(b) The acceptance by a public officer, a member of the general assembly, a local government official, or an employee of goods or services for his or her own personal benefit offered by a person who is at the same time providing goods or services to the state or a local government under a contract or other means by which the person receives payment or other compensation from the state or local government, as applicable, for which the officer, member, official, or employee serves, unless the totality of the circumstances attendant to the acceptance of the goods or services indicates that the transaction is legitimate, the terms are fair to both parties, the transaction is supported by full and adequate consideration, and the officer, member, official, or employee does not receive any substantial benefit resulting from his or her official or governmental status that is unavailable to members of the public generally.
24-18-201. Interests in contracts
(1) Members of the general assembly, public officers, local government officials, or employees shall not be interested in any contract made by them in their official capacity or by any body, agency, or board of which they are members or employees. A former employee may not, within six months following the termination of his employment, contract or be employed by an employer who contracts with a state agency or any local government involving matters with which he was directly involved during his employment. For purposes of this section, the term:

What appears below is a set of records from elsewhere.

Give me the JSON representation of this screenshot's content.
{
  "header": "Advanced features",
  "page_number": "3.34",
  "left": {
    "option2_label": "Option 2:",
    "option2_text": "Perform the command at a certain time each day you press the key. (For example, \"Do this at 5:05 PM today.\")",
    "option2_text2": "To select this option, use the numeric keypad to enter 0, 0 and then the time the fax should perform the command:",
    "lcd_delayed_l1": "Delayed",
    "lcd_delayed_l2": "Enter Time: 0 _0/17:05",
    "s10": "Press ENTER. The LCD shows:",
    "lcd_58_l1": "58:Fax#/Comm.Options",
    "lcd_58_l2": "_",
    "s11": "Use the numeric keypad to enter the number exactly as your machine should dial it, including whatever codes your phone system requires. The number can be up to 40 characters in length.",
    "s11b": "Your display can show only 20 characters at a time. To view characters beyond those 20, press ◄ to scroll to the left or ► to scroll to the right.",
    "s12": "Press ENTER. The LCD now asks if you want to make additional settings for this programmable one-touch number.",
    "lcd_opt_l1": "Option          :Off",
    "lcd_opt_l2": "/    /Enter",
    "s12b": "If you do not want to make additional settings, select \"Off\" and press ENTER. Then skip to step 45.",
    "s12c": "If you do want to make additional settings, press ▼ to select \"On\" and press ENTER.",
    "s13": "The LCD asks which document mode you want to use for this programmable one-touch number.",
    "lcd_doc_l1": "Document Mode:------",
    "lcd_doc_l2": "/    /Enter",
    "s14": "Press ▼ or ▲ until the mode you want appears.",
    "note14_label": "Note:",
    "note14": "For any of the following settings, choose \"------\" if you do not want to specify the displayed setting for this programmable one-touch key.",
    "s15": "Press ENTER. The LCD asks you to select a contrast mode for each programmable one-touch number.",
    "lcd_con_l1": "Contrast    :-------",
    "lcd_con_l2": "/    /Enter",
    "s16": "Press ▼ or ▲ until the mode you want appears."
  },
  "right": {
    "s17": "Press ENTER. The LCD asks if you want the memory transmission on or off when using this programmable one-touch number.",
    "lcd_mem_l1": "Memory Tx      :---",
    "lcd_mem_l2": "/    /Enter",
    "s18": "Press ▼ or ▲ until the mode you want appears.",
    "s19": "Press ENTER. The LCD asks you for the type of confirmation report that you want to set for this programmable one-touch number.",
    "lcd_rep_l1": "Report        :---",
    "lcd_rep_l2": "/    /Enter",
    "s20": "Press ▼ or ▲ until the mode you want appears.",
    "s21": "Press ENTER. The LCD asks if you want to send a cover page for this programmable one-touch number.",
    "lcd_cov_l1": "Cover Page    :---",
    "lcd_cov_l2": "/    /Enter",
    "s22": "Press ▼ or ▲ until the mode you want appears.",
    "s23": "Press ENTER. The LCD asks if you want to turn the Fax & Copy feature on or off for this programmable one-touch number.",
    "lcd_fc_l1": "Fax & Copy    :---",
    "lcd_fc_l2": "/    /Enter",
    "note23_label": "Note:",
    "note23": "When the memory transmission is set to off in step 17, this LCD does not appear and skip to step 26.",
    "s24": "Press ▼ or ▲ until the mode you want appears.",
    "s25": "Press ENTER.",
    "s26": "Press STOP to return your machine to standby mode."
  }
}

(a) "Be interested in" does not include holding a minority interest in a corporation.
(b) "Contract" does not include:
(I) Contracts awarded to the lowest responsible bidder based on competitive bidding procedures;
(II) Merchandise sold to the highest bidder at public auctions;
(III) Investments or deposits in financial institutions which are in the business of loaning or receiving moneys;
(IV) A contract with an interested party if, because of geographic restrictions, a local government could not otherwise reasonably afford itself of the subject of the contract. It shall be presumed that a local government could not otherwise reasonably afford itself of the subject of a contract if the additional cost to the local government is greater than ten percent of a contract with an interested party or if the contract is for services that must be performed within a limited time period and no other contractor can provide those services within that time period.
(V) A contract with respect to which any member of the general assembly, public officer, local government official, or employee has disclosed a personal interest and has not voted thereon or with respect to which any member of the governing body of a local government has voted thereon in accordance with section 24-18-109 (3) (b) or 31-4-404 (3), C.R.S. Any such disclosure shall be made: To the governing body, for local government officials and employees; in accordance with the rules of the house of representatives and the senate, for members of the general assembly; and to the secretary of state, for all others.
A person who knowingly commits an act proscribed in this part 2 commits a class 1 misdemeanor and shall be punished as provided in section 18-1.3-501, C.R.S. In addition to the penalties provided in section 18-1.3-501, C.R.S., the court may impose a fine of no more than twice the amount of the benefit the person obtained or was attempting to obtain in violating a provision of this part 2.
2012 Colorado Ethics Committee Opinion regarding Conflict of Interest and Contracts
Now the question to Senator Steve King is how many BILLS were influenced by your relationship with Mesa County Sheriff's Office and Colorado Mesa University. VetTheGov believes Senator King should have rescused himself from any vote that is perceived as a Conflict of Interest. It will be interesting to see if anyone at the DA's office or Senate leaders will put these together and prove to the People they are looking out for our best interest and not their own. Looking doubtful at the moment.